- Exercise description
Line by line, set down the records exactly as they appear below.
=-=-=-=-=
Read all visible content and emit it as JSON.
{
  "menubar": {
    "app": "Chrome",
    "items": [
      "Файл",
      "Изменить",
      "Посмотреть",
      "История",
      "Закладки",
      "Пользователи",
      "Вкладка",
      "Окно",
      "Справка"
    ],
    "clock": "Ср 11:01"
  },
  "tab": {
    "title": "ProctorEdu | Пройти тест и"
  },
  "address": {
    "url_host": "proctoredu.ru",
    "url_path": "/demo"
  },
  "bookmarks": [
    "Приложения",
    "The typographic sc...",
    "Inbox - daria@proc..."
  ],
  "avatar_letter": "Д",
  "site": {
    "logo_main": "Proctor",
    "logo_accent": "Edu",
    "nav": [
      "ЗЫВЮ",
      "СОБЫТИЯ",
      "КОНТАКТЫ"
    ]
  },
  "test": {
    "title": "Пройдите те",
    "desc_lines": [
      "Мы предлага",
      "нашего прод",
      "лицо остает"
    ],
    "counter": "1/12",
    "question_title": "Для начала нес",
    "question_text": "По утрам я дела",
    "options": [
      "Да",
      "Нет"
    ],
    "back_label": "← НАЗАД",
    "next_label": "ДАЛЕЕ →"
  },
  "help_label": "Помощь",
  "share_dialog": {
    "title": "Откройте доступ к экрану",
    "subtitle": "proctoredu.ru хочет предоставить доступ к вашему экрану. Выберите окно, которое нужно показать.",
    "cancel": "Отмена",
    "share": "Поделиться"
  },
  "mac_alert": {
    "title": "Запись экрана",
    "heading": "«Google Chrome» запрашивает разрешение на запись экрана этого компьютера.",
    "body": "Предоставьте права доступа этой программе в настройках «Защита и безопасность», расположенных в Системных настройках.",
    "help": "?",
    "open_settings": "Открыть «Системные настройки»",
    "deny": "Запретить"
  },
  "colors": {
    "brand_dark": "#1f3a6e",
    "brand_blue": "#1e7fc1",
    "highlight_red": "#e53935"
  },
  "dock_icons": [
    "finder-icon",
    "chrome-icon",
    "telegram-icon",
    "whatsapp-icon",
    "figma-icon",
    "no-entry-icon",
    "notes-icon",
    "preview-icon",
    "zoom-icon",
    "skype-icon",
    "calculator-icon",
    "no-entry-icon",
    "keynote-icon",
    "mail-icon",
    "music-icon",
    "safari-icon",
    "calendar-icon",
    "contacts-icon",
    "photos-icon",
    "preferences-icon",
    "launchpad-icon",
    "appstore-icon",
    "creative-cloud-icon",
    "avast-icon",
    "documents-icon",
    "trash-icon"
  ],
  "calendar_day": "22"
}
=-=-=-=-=
- Solution to the problem
Read all visible content and emit it as JSON.
{
  "menubar": {
    "app": "Chrome",
    "items": [
      "Файл",
      "Изменить",
      "Посмотреть",
      "История",
      "Закладки",
      "Пользователи",
      "Вкладка",
      "Окно",
      "Справка"
    ],
    "clock": "Ср 11:01"
  },
  "tab": {
    "title": "ProctorEdu | Пройти тест и"
  },
  "address": {
    "url_host": "proctoredu.ru",
    "url_path": "/demo"
  },
  "bookmarks": [
    "Приложения",
    "The typographic sc...",
    "Inbox - daria@proc..."
  ],
  "avatar_letter": "Д",
  "site": {
    "logo_main": "Proctor",
    "logo_accent": "Edu",
    "nav": [
      "ЗЫВЮ",
      "СОБЫТИЯ",
      "КОНТАКТЫ"
    ]
  },
  "test": {
    "title": "Пройдите те",
    "desc_lines": [
      "Мы предлага",
      "нашего прод",
      "лицо остает"
    ],
    "counter": "1/12",
    "question_title": "Для начала нес",
    "question_text": "По утрам я дела",
    "options": [
      "Да",
      "Нет"
    ],
    "back_label": "← НАЗАД",
    "next_label": "ДАЛЕЕ →"
  },
  "help_label": "Помощь",
  "share_dialog": {
    "title": "Откройте доступ к экрану",
    "subtitle": "proctoredu.ru хочет предоставить доступ к вашему экрану. Выберите окно, которое нужно показать.",
    "cancel": "Отмена",
    "share": "Поделиться"
  },
  "mac_alert": {
    "title": "Запись экрана",
    "heading": "«Google Chrome» запрашивает разрешение на запись экрана этого компьютера.",
    "body": "Предоставьте права доступа этой программе в настройках «Защита и безопасность», расположенных в Системных настройках.",
    "help": "?",
    "open_settings": "Открыть «Системные настройки»",
    "deny": "Запретить"
  },
  "colors": {
    "brand_dark": "#1f3a6e",
    "brand_blue": "#1e7fc1",
    "highlight_red": "#e53935"
  },
  "dock_icons": [
    "finder-icon",
    "chrome-icon",
    "telegram-icon",
    "whatsapp-icon",
    "figma-icon",
    "no-entry-icon",
    "notes-icon",
    "preview-icon",
    "zoom-icon",
    "skype-icon",
    "calculator-icon",
    "no-entry-icon",
    "keynote-icon",
    "mail-icon",
    "music-icon",
    "safari-icon",
    "calendar-icon",
    "contacts-icon",
    "photos-icon",
    "preferences-icon",
    "launchpad-icon",
    "appstore-icon",
    "creative-cloud-icon",
    "avast-icon",
    "documents-icon",
    "trash-icon"
  ],
  "calendar_day": "22"
}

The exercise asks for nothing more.